Recently I took a trip to southern Oregon to work with two very different women on closet consultations. Both women were left with more functional wardrobes and action plans for what to buy to fill the holes and connect the dots.
On my long journey home I had time to think about the differences between these women, their styles and shopping habits.
The first was a 30-something new mother who once felt she had style, but was missing her mojo after her baby was born. The other was a 50-something mother to two grown girls who felt she’d never found her personal style. Both had shopping habits that sabotaged their wardrobes.
They got me thinking about different kinds of shoppers and what they can do to avoid having a closet filled with clothes, but nothing to wear.
Find one, buy three
This shopper finds one thing that works, then buys one of each color available. She ends up with a wardrobe that is more functional than fashionable.
Sure it’s great to have a wardrobe that fits, but if the color doesn’t flatter or it doesn’t feel interesting or stylish then you’re missing something important.

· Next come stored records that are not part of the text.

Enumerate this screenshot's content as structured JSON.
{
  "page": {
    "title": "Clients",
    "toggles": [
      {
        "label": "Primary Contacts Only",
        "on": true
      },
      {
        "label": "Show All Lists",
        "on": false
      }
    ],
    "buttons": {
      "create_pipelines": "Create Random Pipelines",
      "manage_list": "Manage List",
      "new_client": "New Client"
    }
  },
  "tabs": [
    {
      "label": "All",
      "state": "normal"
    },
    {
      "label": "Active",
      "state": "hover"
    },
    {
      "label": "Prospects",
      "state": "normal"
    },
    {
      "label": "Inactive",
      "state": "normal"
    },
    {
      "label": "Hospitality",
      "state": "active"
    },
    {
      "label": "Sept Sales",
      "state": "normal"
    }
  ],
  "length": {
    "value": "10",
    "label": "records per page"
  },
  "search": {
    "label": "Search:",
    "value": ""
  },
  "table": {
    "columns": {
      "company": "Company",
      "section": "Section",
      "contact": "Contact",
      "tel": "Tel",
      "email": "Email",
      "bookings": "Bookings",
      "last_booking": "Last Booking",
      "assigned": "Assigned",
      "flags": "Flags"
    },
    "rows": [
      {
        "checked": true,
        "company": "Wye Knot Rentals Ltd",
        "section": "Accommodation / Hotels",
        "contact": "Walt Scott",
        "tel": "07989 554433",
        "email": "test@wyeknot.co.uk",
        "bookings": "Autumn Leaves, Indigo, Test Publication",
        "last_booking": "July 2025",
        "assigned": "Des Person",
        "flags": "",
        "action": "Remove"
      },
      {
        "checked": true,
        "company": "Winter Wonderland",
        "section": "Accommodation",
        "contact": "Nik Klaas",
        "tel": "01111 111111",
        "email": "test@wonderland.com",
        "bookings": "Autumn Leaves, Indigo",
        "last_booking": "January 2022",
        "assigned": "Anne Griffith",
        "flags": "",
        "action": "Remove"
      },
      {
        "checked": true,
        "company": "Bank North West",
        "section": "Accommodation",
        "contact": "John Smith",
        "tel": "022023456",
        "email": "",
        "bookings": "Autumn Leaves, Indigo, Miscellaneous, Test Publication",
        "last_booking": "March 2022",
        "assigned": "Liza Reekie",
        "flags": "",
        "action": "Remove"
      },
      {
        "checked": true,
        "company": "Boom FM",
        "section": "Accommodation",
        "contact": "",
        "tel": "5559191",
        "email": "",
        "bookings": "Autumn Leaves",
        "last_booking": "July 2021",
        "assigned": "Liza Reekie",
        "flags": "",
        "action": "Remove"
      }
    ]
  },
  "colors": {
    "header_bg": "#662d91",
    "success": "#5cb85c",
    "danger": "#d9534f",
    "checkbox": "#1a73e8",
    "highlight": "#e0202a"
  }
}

I suggest that when these shoppers find something that does everything they require a garment to do, they consider what makes it work. Is it the contoured shape at the waist, or how a pair of pants drape at the hips? Then try to find pieces that have the same characteristics but are not exactly the same except for the color. Pieces that fit and flatter are key. But if you aren’t excited about putting them on, you’re essentially wearing a uniform.
Haven’t shopped since 2002
I get people who hate to shop. I hate grocery shopping. But like the fridge, if you don’t clean out your closet once in awhile and shop for new things, your wardrobe is going to start to stink.
Figure out why you hate to shop. Are you overwhelmed by the amount of choices in department stores? Or is it your complete lack of trust in your own judgment of what looks good?
If department stores scare you, try smaller store and local boutiques that offer less inventory, reducing the amount of choices to be made. Often in these smaller stores, if you ask, you can find a knowledgeable sales associate who’s more than willing to assist you. You just have to speak up and let them know what you like and what your style needs are.
There are also professional personal stylists who do all the hard work for you. You just show up, try on, fall in love and buy.
But it was on sale
Oh, the convincing I have to do with bargain shoppers. I’ve worked every side of retail in my career from sales associate to development and production to stylist and I understand the concept of ‘the markup’ all too well. It’s difficult to pay full retail sometimes, however only buying something because you got it on sale does not give it magical powers that make it fit and flatter.
So often I find that bargain piece still in the closet with the price tag still on it, making those dollars wasted.
Sometimes the sale piece is worn all the time, but it doesn’t really fit, the color doesn’t flatter and it rolls up at the seam all the time so it needs to be fussed with. This is also a waste of money because it’s doing you no favors.
For a little more money this shopper could have found something that she really loved and loved you back. Pieces like this will be worn at least once a week for years. That’s getting your money’s worth.
The love affair
You spot a certain piece and you LOVE it and have to have it. You wear it once, twice, maybe 20 times in a row. Then just as quickly as you fell, the love affair is over and you’re onto the next new and exciting thing.
This kind of shopper faces several predicaments.
First, is closets and drawers filled to overflowing with clothes collecting dust. All because you are unable to let go. This hording can overwhelm the amazing wardrobe you probably have hiding among all the pieces you don’t wear anymore. The lesson here: purge. Get rid of what you’re not in love with anymore. Take it all to a consignment store and make money from it.
Other love affair shoppers have only pieces in their wardrobe and not outfits. It’s good to buy what you’re excited about. But if it’s not friendly with other pieces in your wardrobe, you’re going to have nothing to wear.
Make sure that for every one piece you buy, you can coordinate it with at least three other pieces in your wardrobe.
What kind of shopper are you? No matter what your shopping style, if you stick to purchasing silhouettes that fit, flatter you, function for your lifestyle, make you feel great and are friendly with each other, then you’ll be getting your money’s worth while looking great.
Sara Dahlquist is a personal stylist in Portland. Learn more style tips on her website www.dahlstyle.com.